As a person ages, they may find it difficult to let go and allow others to assist them. Whether it is pride, stubbornness, or just a desire to do for themselves as long as possible, there is a chance they will refuse help.
If you are unsure why the person is refusing help, as direct open-ended questions.
For caregivers, home care for the elderly is a balancing act. It will require them to learn when to step in, and when to sit back and allow the person to do certain things on their own.
Understanding Why They Refuse Help
Ageing is difficult for some to accept, despite it being a natural part of life. The person often does not want to admit they are getting older, or they fear the negative connotations associated with being labeled as elderly.

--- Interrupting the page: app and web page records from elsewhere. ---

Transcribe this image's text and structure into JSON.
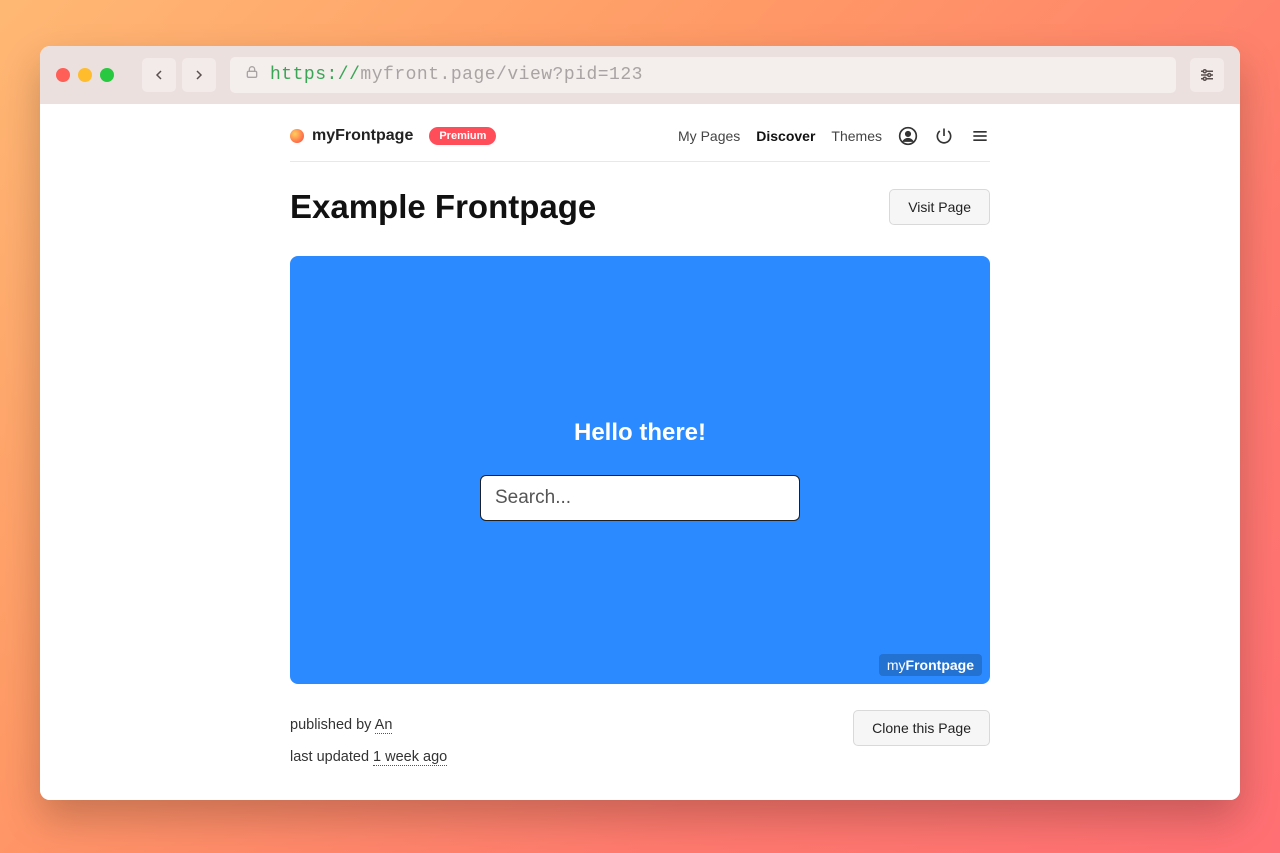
{
  "browser": {
    "url_https": "https://",
    "url_rest": "myfront.page/view?pid=123"
  },
  "logo": {
    "prefix": "my",
    "bold": "Frontpage",
    "badge": "Premium"
  },
  "nav": {
    "my_pages": "My Pages",
    "discover": "Discover",
    "themes": "Themes"
  },
  "page": {
    "title": "Example Frontpage",
    "visit_button": "Visit Page",
    "clone_button": "Clone this Page"
  },
  "preview": {
    "heading": "Hello there!",
    "search_placeholder": "Search...",
    "watermark_prefix": "my",
    "watermark_bold": "Frontpage"
  },
  "meta": {
    "published_prefix": "published by ",
    "published_by": "An",
    "updated_prefix": "last updated ",
    "updated_when": "1 week ago"
  }
}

For others, accepting help can cause them to feel embarrassed, inadequate, or lead to feelings of helplessness. No one wants to feel like a burden to others, and admitting they are incapable of doing certain things for themselves is extremely difficult.
Accepting help from a caregiver can also feel intrusive. They believe the caregiver will take the last of their independence, not allowing them to make any decisions on their own.
How To Overcome Rejections
There are several things you can do if an elderly person is refusing help that they desperately need.
Ask Direct Questions
If you are unsure why the person is refusing help, as direct open-ended questions. Do they feel like it would be a burden? Are they worried about having a stranger in the house? Are they afraid of something?
Be Patient and Understanding
Let them know that you worry, but that you understand why they might not want assistance. It is important to stay calm and show patience. It often takes several conversations to convince them to accept help. Getting angry or trying to force the issue is counterproductive to what you hope to accomplish.
Sometimes starting small can help them become more receptive to allowing others to help. Talk to them about hiring someone to help with grocery shopping, laundry, or housekeeping once a week. Once they are open to this, gradually offer more help.
For the elderly, feeling as if you are losing control of your own life is the most difficult part. Discuss what they would like, and the options that are available for them. Help them to understand they still have a voice and a choice in the type of care they receive.
For more useful information on elderly care contact us at Endeavor Home Care.